Mr Morrison has argued the Paris Agreement will not “change electricity prices one jot” but withdrawing from it could jeopardise key relationships with neighbouring countries in the Pacific and undermine Australia’s national security.

“This is the number one issue of our Pacific neighbours, our strategic partners, our strategic security partners,” he told Sky News last month.

“There are a lot of influences in the southwest Pacific and I’m not going to compromise Australia’s national security by walking away from a commitment that was made a number of years ago to that target. It’s been there for the last four years or three years, just over three years.”

Senator Hanson wrote: “I am writing today to ask you explicitly, please withdraw Australia from the United Nations Paris Climate Agreement.

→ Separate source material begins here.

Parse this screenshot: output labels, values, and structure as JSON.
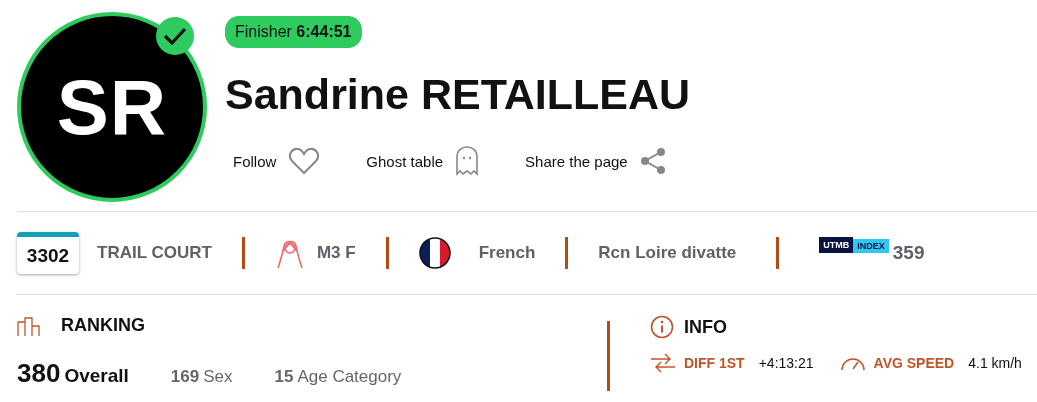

I am also asking you to commit to ending the large contributions of Australian taxpayers’ money to international organisations like Global Climate Fund.

“If you cannot agree to support One Nation in these endeavours then I and many other concerned Australians, would appreciate it if you could please explain why.”

Emissions for the year to March 2018 increased 1.3 per cent, driven largely by LNG production for export, according to the latest national greenhouse gas inventory.

They were 1.9 per cent below emissions in 2000 and 11.2 per cent below emissions in 2005.

Mr Morrison has insisted Australia will reach its target under the Paris Agreement “in a canter”.


Posted by John J. Ray (M.A.; Ph.D.).    For a daily critique of Leftist activities,  see DISSECTING LEFTISM.  To keep up with attacks on free speech see Tongue Tied. Also, don't forget your daily roundup  of pro-environment but anti-Greenie  news and commentary at GREENIE WATCH .  Email me  here

1 comment:

Paul said...

"The Tasmanian government will make it mandatory for religious leaders to report child sex abuse, including when it's revealed during confession."

I seriously doubt that most people understand to any degree the issues involved here.